#### Records provided:
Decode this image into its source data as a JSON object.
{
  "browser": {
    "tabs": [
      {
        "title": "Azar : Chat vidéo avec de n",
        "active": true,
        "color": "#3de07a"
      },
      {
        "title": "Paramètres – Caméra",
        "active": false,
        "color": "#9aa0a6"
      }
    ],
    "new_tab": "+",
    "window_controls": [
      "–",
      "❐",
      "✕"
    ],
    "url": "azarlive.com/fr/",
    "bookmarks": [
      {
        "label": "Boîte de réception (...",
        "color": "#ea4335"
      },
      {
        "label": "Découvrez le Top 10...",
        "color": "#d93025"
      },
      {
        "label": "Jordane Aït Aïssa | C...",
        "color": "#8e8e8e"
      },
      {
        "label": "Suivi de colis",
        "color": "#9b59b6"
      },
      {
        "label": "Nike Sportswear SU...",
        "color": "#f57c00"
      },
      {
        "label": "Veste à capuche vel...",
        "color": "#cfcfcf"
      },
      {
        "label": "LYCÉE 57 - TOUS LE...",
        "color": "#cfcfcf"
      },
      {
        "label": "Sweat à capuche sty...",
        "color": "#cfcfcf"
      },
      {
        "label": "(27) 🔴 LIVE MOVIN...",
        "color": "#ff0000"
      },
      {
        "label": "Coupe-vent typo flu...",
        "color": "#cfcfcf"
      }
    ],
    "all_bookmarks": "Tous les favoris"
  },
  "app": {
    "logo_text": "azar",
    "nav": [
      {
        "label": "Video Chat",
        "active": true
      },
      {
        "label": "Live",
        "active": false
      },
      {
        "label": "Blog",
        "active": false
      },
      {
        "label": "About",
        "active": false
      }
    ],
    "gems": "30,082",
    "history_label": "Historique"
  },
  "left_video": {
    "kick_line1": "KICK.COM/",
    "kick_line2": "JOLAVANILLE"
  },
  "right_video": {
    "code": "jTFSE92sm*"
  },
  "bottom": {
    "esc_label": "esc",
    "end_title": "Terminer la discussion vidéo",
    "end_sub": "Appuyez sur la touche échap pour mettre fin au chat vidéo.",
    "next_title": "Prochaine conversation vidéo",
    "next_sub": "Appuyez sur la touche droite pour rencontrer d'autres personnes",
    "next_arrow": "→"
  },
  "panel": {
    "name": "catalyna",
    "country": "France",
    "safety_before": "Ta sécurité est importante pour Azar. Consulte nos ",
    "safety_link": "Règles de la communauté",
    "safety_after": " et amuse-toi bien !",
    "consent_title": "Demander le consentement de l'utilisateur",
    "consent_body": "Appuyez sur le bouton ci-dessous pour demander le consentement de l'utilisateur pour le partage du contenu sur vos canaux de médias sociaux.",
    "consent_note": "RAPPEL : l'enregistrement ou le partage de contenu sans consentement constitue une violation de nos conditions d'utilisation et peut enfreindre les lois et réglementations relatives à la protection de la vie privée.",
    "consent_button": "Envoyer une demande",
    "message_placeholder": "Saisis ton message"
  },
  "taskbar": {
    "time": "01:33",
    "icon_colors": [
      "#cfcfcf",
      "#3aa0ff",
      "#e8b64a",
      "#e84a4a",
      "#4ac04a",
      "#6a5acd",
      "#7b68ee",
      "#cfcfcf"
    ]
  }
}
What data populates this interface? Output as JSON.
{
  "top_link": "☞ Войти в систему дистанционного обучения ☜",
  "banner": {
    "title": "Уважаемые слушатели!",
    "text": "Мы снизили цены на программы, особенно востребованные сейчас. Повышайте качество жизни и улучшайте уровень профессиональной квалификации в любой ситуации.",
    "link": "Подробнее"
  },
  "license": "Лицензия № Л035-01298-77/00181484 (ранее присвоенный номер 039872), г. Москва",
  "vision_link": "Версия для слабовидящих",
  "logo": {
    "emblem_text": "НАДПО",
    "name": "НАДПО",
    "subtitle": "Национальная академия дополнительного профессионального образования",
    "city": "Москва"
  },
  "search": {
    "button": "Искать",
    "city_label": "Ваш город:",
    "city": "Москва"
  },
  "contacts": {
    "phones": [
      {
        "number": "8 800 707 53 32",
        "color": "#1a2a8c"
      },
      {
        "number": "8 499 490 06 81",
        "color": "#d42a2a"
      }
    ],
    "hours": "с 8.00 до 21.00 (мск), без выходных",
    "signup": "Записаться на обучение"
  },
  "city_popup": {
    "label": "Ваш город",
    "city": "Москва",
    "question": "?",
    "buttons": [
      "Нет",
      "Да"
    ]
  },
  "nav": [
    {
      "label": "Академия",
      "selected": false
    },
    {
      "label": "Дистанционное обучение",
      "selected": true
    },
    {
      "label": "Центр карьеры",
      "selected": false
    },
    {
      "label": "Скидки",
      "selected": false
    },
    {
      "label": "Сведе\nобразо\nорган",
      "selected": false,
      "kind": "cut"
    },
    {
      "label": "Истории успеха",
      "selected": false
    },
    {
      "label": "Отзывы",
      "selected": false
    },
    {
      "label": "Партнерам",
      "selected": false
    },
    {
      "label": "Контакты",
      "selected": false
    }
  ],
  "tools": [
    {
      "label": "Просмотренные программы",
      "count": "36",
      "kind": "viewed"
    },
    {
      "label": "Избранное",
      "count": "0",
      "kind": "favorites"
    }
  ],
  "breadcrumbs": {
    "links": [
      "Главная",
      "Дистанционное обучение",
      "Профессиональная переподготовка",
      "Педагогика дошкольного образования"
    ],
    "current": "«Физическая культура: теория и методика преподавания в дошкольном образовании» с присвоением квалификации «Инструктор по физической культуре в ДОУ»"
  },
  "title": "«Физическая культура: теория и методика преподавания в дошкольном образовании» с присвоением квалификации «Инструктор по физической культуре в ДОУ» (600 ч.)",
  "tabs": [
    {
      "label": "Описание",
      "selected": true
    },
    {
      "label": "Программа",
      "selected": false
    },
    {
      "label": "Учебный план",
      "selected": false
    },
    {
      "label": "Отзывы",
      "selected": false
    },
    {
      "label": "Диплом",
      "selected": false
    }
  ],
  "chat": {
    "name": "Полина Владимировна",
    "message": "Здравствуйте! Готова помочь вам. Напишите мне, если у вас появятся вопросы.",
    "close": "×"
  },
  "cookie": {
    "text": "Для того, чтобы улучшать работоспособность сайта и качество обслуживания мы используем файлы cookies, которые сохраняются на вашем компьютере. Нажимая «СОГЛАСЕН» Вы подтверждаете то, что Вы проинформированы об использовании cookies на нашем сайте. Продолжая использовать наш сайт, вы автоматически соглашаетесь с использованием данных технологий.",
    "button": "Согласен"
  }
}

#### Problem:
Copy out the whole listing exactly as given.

#### Solution to this task:
Decode this image into its source data as a JSON object.
{
  "browser": {
    "tabs": [
      {
        "title": "Azar : Chat vidéo avec de n",
        "active": true,
        "color": "#3de07a"
      },
      {
        "title": "Paramètres – Caméra",
        "active": false,
        "color": "#9aa0a6"
      }
    ],
    "new_tab": "+",
    "window_controls": [
      "–",
      "❐",
      "✕"
    ],
    "url": "azarlive.com/fr/",
    "bookmarks": [
      {
        "label": "Boîte de réception (...",
        "color": "#ea4335"
      },
      {
        "label": "Découvrez le Top 10...",
        "color": "#d93025"
      },
      {
        "label": "Jordane Aït Aïssa | C...",
        "color": "#8e8e8e"
      },
      {
        "label": "Suivi de colis",
        "color": "#9b59b6"
      },
      {
        "label": "Nike Sportswear SU...",
        "color": "#f57c00"
      },
      {
        "label": "Veste à capuche vel...",
        "color": "#cfcfcf"
      },
      {
        "label": "LYCÉE 57 - TOUS LE...",
        "color": "#cfcfcf"
      },
      {
        "label": "Sweat à capuche sty...",
        "color": "#cfcfcf"
      },
      {
        "label": "(27) 🔴 LIVE MOVIN...",
        "color": "#ff0000"
      },
      {
        "label": "Coupe-vent typo flu...",
        "color": "#cfcfcf"
      }
    ],
    "all_bookmarks": "Tous les favoris"
  },
  "app": {
    "logo_text": "azar",
    "nav": [
      {
        "label": "Video Chat",
        "active": true
      },
      {
        "label": "Live",
        "active": false
      },
      {
        "label": "Blog",
        "active": false
      },
      {
        "label": "About",
        "active": false
      }
    ],
    "gems": "30,082",
    "history_label": "Historique"
  },
  "left_video": {
    "kick_line1": "KICK.COM/",
    "kick_line2": "JOLAVANILLE"
  },
  "right_video": {
    "code": "jTFSE92sm*"
  },
  "bottom": {
    "esc_label": "esc",
    "end_title": "Terminer la discussion vidéo",
    "end_sub": "Appuyez sur la touche échap pour mettre fin au chat vidéo.",
    "next_title": "Prochaine conversation vidéo",
    "next_sub": "Appuyez sur la touche droite pour rencontrer d'autres personnes",
    "next_arrow": "→"
  },
  "panel": {
    "name": "catalyna",
    "country": "France",
    "safety_before": "Ta sécurité est importante pour Azar. Consulte nos ",
    "safety_link": "Règles de la communauté",
    "safety_after": " et amuse-toi bien !",
    "consent_title": "Demander le consentement de l'utilisateur",
    "consent_body": "Appuyez sur le bouton ci-dessous pour demander le consentement de l'utilisateur pour le partage du contenu sur vos canaux de médias sociaux.",
    "consent_note": "RAPPEL : l'enregistrement ou le partage de contenu sans consentement constitue une violation de nos conditions d'utilisation et peut enfreindre les lois et réglementations relatives à la protection de la vie privée.",
    "consent_button": "Envoyer une demande",
    "message_placeholder": "Saisis ton message"
  },
  "taskbar": {
    "time": "01:33",
    "icon_colors": [
      "#cfcfcf",
      "#3aa0ff",
      "#e8b64a",
      "#e84a4a",
      "#4ac04a",
      "#6a5acd",
      "#7b68ee",
      "#cfcfcf"
    ]
  }
}
What data populates this interface? Output as JSON.
{
  "top_link": "☞ Войти в систему дистанционного обучения ☜",
  "banner": {
    "title": "Уважаемые слушатели!",
    "text": "Мы снизили цены на программы, особенно востребованные сейчас. Повышайте качество жизни и улучшайте уровень профессиональной квалификации в любой ситуации.",
    "link": "Подробнее"
  },
  "license": "Лицензия № Л035-01298-77/00181484 (ранее присвоенный номер 039872), г. Москва",
  "vision_link": "Версия для слабовидящих",
  "logo": {
    "emblem_text": "НАДПО",
    "name": "НАДПО",
    "subtitle": "Национальная академия дополнительного профессионального образования",
    "city": "Москва"
  },
  "search": {
    "button": "Искать",
    "city_label": "Ваш город:",
    "city": "Москва"
  },
  "contacts": {
    "phones": [
      {
        "number": "8 800 707 53 32",
        "color": "#1a2a8c"
      },
      {
        "number": "8 499 490 06 81",
        "color": "#d42a2a"
      }
    ],
    "hours": "с 8.00 до 21.00 (мск), без выходных",
    "signup": "Записаться на обучение"
  },
  "city_popup": {
    "label": "Ваш город",
    "city": "Москва",
    "question": "?",
    "buttons": [
      "Нет",
      "Да"
    ]
  },
  "nav": [
    {
      "label": "Академия",
      "selected": false
    },
    {
      "label": "Дистанционное обучение",
      "selected": true
    },
    {
      "label": "Центр карьеры",
      "selected": false
    },
    {
      "label": "Скидки",
      "selected": false
    },
    {
      "label": "Сведе\nобразо\nорган",
      "selected": false,
      "kind": "cut"
    },
    {
      "label": "Истории успеха",
      "selected": false
    },
    {
      "label": "Отзывы",
      "selected": false
    },
    {
      "label": "Партнерам",
      "selected": false
    },
    {
      "label": "Контакты",
      "selected": false
    }
  ],
  "tools": [
    {
      "label": "Просмотренные программы",
      "count": "36",
      "kind": "viewed"
    },
    {
      "label": "Избранное",
      "count": "0",
      "kind": "favorites"
    }
  ],
  "breadcrumbs": {
    "links": [
      "Главная",
      "Дистанционное обучение",
      "Профессиональная переподготовка",
      "Педагогика дошкольного образования"
    ],
    "current": "«Физическая культура: теория и методика преподавания в дошкольном образовании» с присвоением квалификации «Инструктор по физической культуре в ДОУ»"
  },
  "title": "«Физическая культура: теория и методика преподавания в дошкольном образовании» с присвоением квалификации «Инструктор по физической культуре в ДОУ» (600 ч.)",
  "tabs": [
    {
      "label": "Описание",
      "selected": true
    },
    {
      "label": "Программа",
      "selected": false
    },
    {
      "label": "Учебный план",
      "selected": false
    },
    {
      "label": "Отзывы",
      "selected": false
    },
    {
      "label": "Диплом",
      "selected": false
    }
  ],
  "chat": {
    "name": "Полина Владимировна",
    "message": "Здравствуйте! Готова помочь вам. Напишите мне, если у вас появятся вопросы.",
    "close": "×"
  },
  "cookie": {
    "text": "Для того, чтобы улучшать работоспособность сайта и качество обслуживания мы используем файлы cookies, которые сохраняются на вашем компьютере. Нажимая «СОГЛАСЕН» Вы подтверждаете то, что Вы проинформированы об использовании cookies на нашем сайте. Продолжая использовать наш сайт, вы автоматически соглашаетесь с использованием данных технологий.",
    "button": "Согласен"
  }
}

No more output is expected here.